I appreciate the stated concern of Piper in this article, but I disagree with his premise. I believe that he has failed to consider the religious lens that guides the interpretation of data in any field of study; including, science and medicine. Worldviews guide interpretations of all data. A persons network of presuppositions are intricate and offer a bias as to how they will reach conclusions on a variety of subjects. Suppose we took Piper’s argument and applied it to the popular environmentalism of our day. There are “experts” that the civil government and popular media use to push forward their agenda of going green. Are we to take their interpretations at face-value? Are we to assume that they have the “fact of the matter” set, and then conclude that no other interpretations are available regarding the same data? Are we to believe that their own convictions about how one should care for the world in which we live is the only possible one? We know that we have freedom in Christ, but we shouldn’t allow that freedom in Christ to make us cocky. We’ve been commanded to be faithful stewards of the earth. Evidence by the “experts” shows that we are destroying our planet, that fossil fuels are dangerous, and the CO2 levels present a dangerous hazard to life on earth; therefore, we should stop cows from farting, only drive electric cars, and each have an Asherah pole in our backyards. Okay, so that last one was a little tongue-in-cheek, but the hysteria that drives that movement (environmentalism) is similar in form to the current one regarding the illness that has been front page news for over 20 months now. You could apply Piper’s argument in the same way because stating the “facts” alone does not in fact prove anything; other than espouse the worldview of those driving the narrative. Piper fails to consider or does not care to discern the religious motivations of those guiding the current agenda regarding the espoused medical treatment he says partaking in would be an act of love.
3Joshua Zitser, “Texas megachurch preacher and Trump devotee says there is no ‘credible religious argument’ against COVID-19 vaccines,” Insider, September 19, 2021, accessed October 29, 2021, https://www.businessinsider.com/no-credible-religious-argument-against-covid-19-vaccines-megachurch-pastor-2021-9?op=1. Obviously, Jeffress does not see the current medical dilemma as a religious issue, but is he right?
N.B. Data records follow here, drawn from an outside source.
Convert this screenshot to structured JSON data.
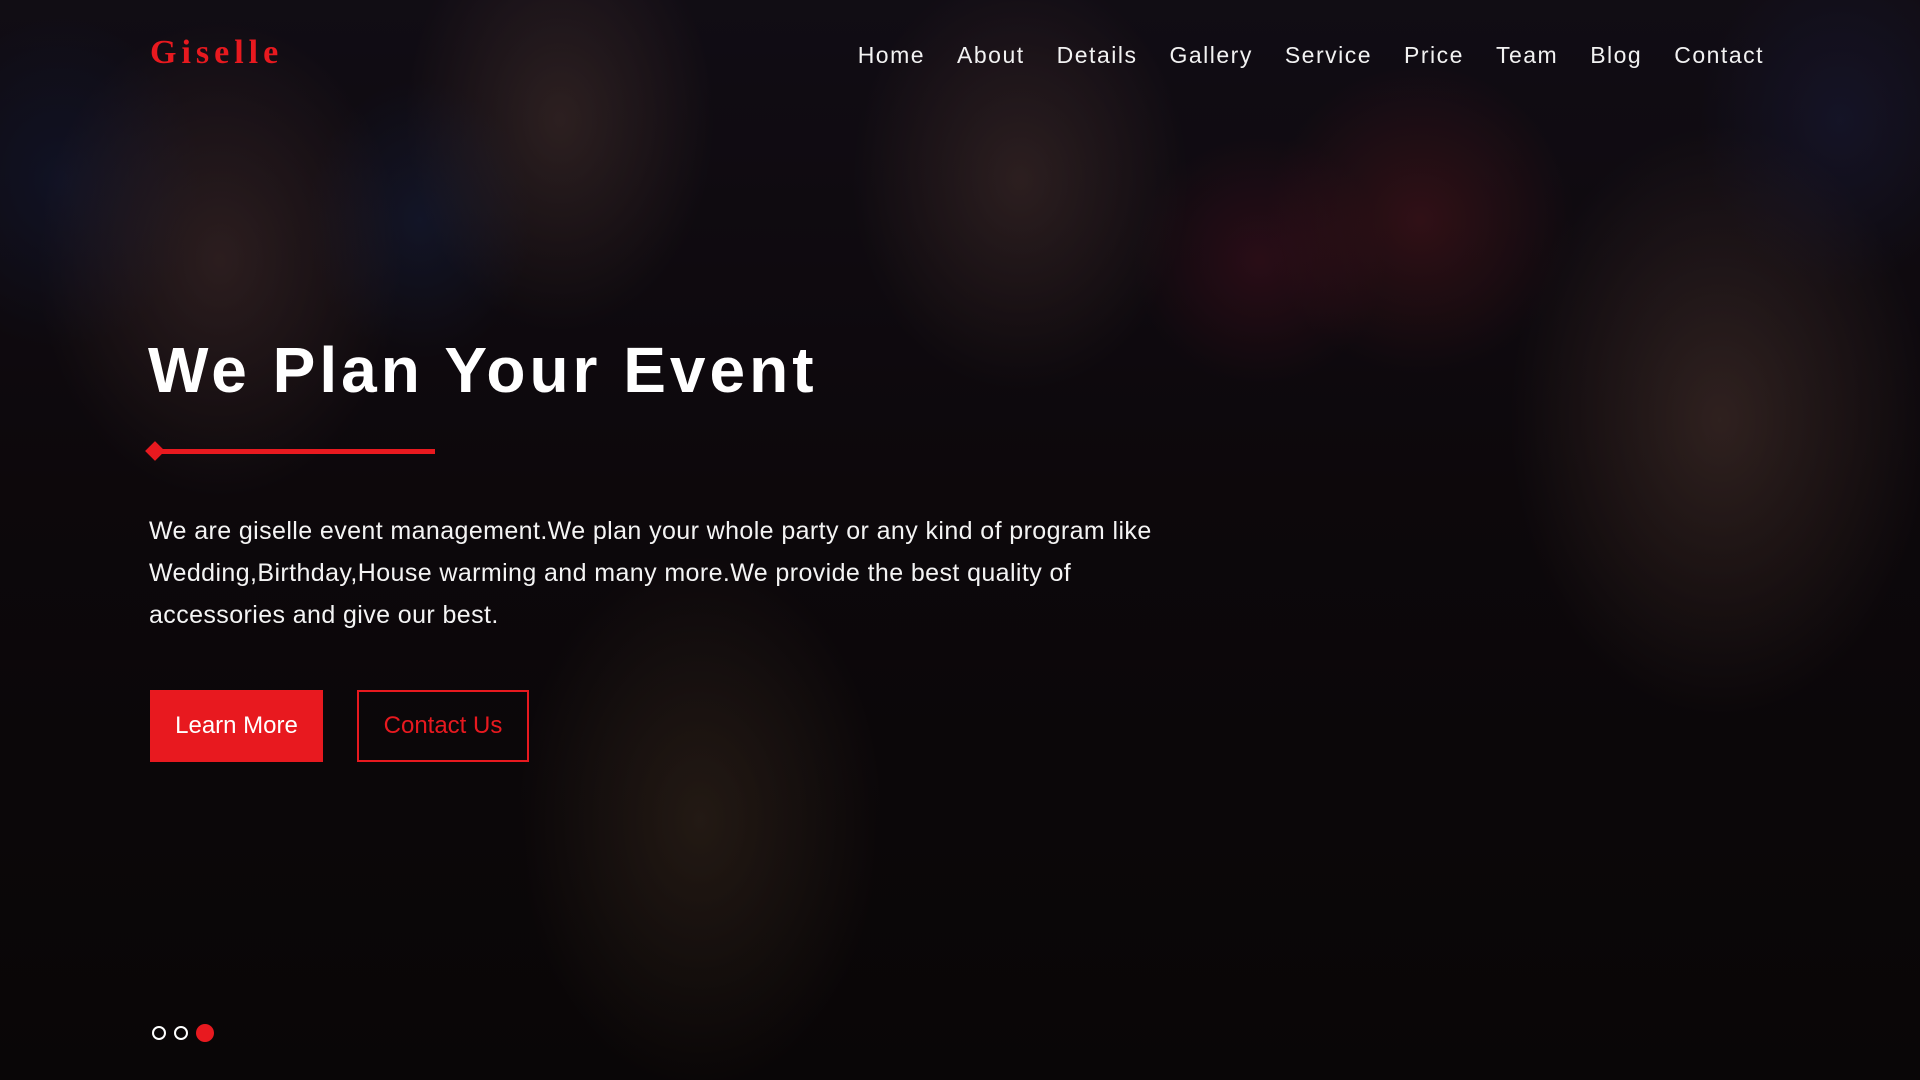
{
  "brand": {
    "logo_text": "Giselle",
    "accent_color": "#e8191f"
  },
  "nav": {
    "items": [
      {
        "label": "Home"
      },
      {
        "label": "About"
      },
      {
        "label": "Details"
      },
      {
        "label": "Gallery"
      },
      {
        "label": "Service"
      },
      {
        "label": "Price"
      },
      {
        "label": "Team"
      },
      {
        "label": "Blog"
      },
      {
        "label": "Contact"
      }
    ]
  },
  "hero": {
    "headline": "We Plan Your Event",
    "intro": "We are giselle event management.We plan your whole party or any kind of program like Wedding,Birthday,House warming and many more.We provide the best quality of accessories and give our best.",
    "primary_button": "Learn More",
    "secondary_button": "Contact Us"
  },
  "slider": {
    "slide_count": 3,
    "active_index": 2
  }
}
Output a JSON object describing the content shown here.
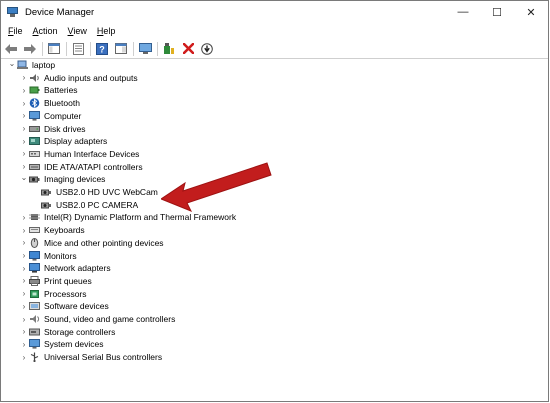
{
  "window": {
    "title": "Device Manager",
    "controls": [
      "—",
      "☐",
      "✕"
    ]
  },
  "menu": [
    {
      "label": "File",
      "mnemonic": "F",
      "rest": "ile"
    },
    {
      "label": "Action",
      "mnemonic": "A",
      "rest": "ction"
    },
    {
      "label": "View",
      "mnemonic": "V",
      "rest": "iew"
    },
    {
      "label": "Help",
      "mnemonic": "H",
      "rest": "elp"
    }
  ],
  "toolbar": {
    "icons": [
      "back-icon",
      "forward-icon",
      "show-hide-console-tree-icon",
      "properties-icon",
      "help-icon",
      "action-pane-icon",
      "monitor-icon",
      "update-driver-icon",
      "uninstall-icon",
      "scan-hardware-icon"
    ]
  },
  "tree": {
    "root": "laptop",
    "categories": [
      {
        "label": "Audio inputs and outputs",
        "expanded": false
      },
      {
        "label": "Batteries",
        "expanded": false
      },
      {
        "label": "Bluetooth",
        "expanded": false
      },
      {
        "label": "Computer",
        "expanded": false
      },
      {
        "label": "Disk drives",
        "expanded": false
      },
      {
        "label": "Display adapters",
        "expanded": false
      },
      {
        "label": "Human Interface Devices",
        "expanded": false
      },
      {
        "label": "IDE ATA/ATAPI controllers",
        "expanded": false
      },
      {
        "label": "Imaging devices",
        "expanded": true,
        "children": [
          "USB2.0 HD UVC WebCam",
          "USB2.0 PC CAMERA"
        ]
      },
      {
        "label": "Intel(R) Dynamic Platform and Thermal Framework",
        "expanded": false
      },
      {
        "label": "Keyboards",
        "expanded": false
      },
      {
        "label": "Mice and other pointing devices",
        "expanded": false
      },
      {
        "label": "Monitors",
        "expanded": false
      },
      {
        "label": "Network adapters",
        "expanded": false
      },
      {
        "label": "Print queues",
        "expanded": false
      },
      {
        "label": "Processors",
        "expanded": false
      },
      {
        "label": "Software devices",
        "expanded": false
      },
      {
        "label": "Sound, video and game controllers",
        "expanded": false
      },
      {
        "label": "Storage controllers",
        "expanded": false
      },
      {
        "label": "System devices",
        "expanded": false
      },
      {
        "label": "Universal Serial Bus controllers",
        "expanded": false
      }
    ]
  },
  "colors": {
    "arrow": "#c21d1d",
    "monitor_blue": "#3c7fc4"
  }
}
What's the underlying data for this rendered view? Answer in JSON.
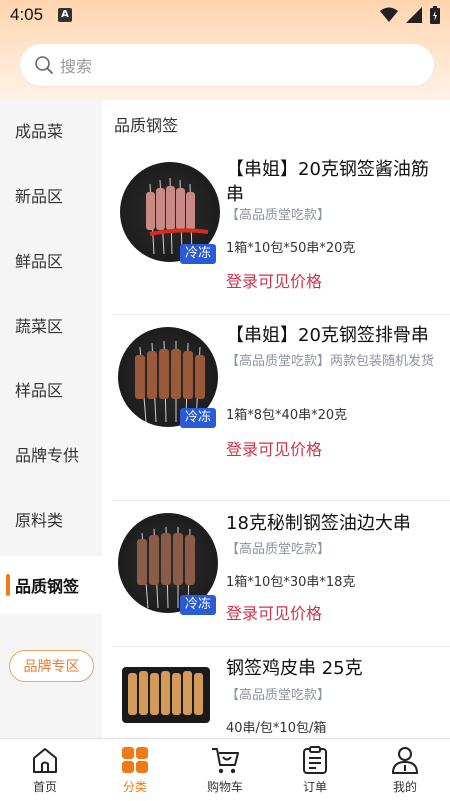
{
  "status": {
    "time": "4:05",
    "notif_badge": "A"
  },
  "search": {
    "placeholder": "搜索"
  },
  "sidebar": {
    "items": [
      {
        "label": "成品菜"
      },
      {
        "label": "新品区"
      },
      {
        "label": "鲜品区"
      },
      {
        "label": "蔬菜区"
      },
      {
        "label": "样品区"
      },
      {
        "label": "品牌专供"
      },
      {
        "label": "原料类"
      },
      {
        "label": "品质钢签",
        "active": true
      }
    ],
    "brand_button": "品牌专区"
  },
  "section": {
    "title": "品质钢签"
  },
  "products": [
    {
      "title": "【串姐】20克钢签酱油筋串",
      "subtitle": "【高品质堂吃款】",
      "spec": "1箱*10包*50串*20克",
      "price": "登录可见价格",
      "badge": "冷冻"
    },
    {
      "title": "【串姐】20克钢签排骨串",
      "subtitle": "【高品质堂吃款】两款包装随机发货",
      "spec": "1箱*8包*40串*20克",
      "price": "登录可见价格",
      "badge": "冷冻"
    },
    {
      "title": "18克秘制钢签油边大串",
      "subtitle": "【高品质堂吃款】",
      "spec": "1箱*10包*30串*18克",
      "price": "登录可见价格",
      "badge": "冷冻"
    },
    {
      "title": "钢签鸡皮串 25克",
      "subtitle": "【高品质堂吃款】",
      "spec": "40串/包*10包/箱",
      "price": "",
      "badge": ""
    }
  ],
  "tabbar": {
    "items": [
      {
        "label": "首页",
        "icon": "home-icon"
      },
      {
        "label": "分类",
        "icon": "category-icon",
        "active": true
      },
      {
        "label": "购物车",
        "icon": "cart-icon"
      },
      {
        "label": "订单",
        "icon": "order-icon"
      },
      {
        "label": "我的",
        "icon": "profile-icon"
      }
    ]
  },
  "colors": {
    "accent": "#f07b16",
    "price": "#d1344a",
    "badge": "#2a5bd6",
    "subtitle": "#8a93a8"
  }
}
5American Heritage Dictionary, 5th edition, s.v., “religion.” https://www.ahdictionary.com/word/search.html?q=religion.
6“Religion,” Britannica Desktop Encyclopedia (Chicago, IL: Encyclopedia Britannica, 2008).
7Greg L. Bahnsen, By This Standard: The Authority of God’s Law Today (Tyler, TX: Institute for Christian Economics, 1985), 13, 19, 21, 27. PDF e-book.